Where was Walt & Co?


    I grew up in a small town much like Malibu and although I have no children of my own, I am happy that I enjoy good relationships with the children of my adult friends in town. It is for that reason I attended the Malibu High School Athletic Booster Club fund-raiser on Saturday.

    What I saw there exemplified a problem common to many communities throughout our country. There were hundreds of Malibu parents with their children of all ages, having a great time on a sunny Saturday. In the town where I grew up, that kind of community event would have drawn every civic leader and elected official. They recognized the importance of talking with parents and their kids, sharing their concerns and just having a good time with neighbors and constituents. Not so with Malibu. I didn’t see a single council member or Mayor Keller.

    That’s a shame. The mayor and council members not only missed out on a great time, they missed an opportunity to break out of their insular, tight-knit political and social circles to mingle with the real Malibu residents.

    I’m glad I didn’t miss that opportunity. Former Councilman Jeff Jennings and his wife were there. I saw Marissa Coughlin, president of Kiwanis and a tot-lot advocate, and John Mills, who spearheaded the successful effort to secure a skateboard park for kids. I saw that the Malibu Bay Company reserved a table and I’m sure other businesses reserved tables, too. I saw Kristin Reynolds, president of PARCS and Paul Major from the Community Center. Their presences was the kind of show of support our schools and the kids who attend them need.

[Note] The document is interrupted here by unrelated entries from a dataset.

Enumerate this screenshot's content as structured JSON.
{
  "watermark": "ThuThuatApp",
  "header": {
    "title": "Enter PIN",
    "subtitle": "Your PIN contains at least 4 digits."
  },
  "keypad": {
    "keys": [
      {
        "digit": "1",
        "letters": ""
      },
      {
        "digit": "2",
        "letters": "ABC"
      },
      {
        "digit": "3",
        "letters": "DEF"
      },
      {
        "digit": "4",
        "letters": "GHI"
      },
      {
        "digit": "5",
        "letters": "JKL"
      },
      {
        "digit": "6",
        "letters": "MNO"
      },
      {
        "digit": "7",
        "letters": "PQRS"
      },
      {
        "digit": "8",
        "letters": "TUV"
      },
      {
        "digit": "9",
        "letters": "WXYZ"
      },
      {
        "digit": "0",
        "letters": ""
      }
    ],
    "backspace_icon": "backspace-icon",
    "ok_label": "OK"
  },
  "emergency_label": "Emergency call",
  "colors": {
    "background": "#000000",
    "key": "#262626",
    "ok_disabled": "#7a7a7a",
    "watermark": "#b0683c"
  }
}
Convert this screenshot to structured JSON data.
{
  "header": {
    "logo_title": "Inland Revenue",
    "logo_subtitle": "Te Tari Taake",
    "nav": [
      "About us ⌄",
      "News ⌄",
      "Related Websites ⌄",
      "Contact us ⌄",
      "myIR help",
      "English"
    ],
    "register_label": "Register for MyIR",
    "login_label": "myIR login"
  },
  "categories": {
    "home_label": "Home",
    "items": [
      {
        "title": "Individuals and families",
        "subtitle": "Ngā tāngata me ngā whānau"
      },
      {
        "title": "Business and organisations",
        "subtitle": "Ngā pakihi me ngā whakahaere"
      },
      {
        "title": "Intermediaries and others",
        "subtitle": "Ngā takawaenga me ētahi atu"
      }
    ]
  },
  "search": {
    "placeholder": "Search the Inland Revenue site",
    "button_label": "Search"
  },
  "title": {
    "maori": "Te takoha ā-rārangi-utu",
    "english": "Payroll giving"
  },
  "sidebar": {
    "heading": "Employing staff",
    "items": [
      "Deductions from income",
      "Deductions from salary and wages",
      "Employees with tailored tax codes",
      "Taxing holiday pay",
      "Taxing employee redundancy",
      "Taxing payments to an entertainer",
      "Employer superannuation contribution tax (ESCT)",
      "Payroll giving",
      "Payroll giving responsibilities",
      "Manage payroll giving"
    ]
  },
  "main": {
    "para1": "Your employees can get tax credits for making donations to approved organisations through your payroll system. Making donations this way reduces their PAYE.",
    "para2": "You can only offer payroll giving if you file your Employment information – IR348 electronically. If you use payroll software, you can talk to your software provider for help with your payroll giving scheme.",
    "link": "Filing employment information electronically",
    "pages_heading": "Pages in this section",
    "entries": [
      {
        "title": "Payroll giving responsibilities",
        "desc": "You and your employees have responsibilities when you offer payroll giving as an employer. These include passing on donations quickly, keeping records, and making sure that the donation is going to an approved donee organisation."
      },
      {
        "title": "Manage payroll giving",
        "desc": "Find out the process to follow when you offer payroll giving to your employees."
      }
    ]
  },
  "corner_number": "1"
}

    When the decision makers choose to separate themselves from the parents and children of their town, how can their policies and decisions reflect the needs of Malibu’s future? We are all struggling to create communities that live in harmony instead of engendering the disconnection that contributed to the horrible situation in Littleton. I call on Malibu’s city leaders to change their ways and start setting an example of inclusion and involvement instead of disinterest and isolation.

    Sally Brooks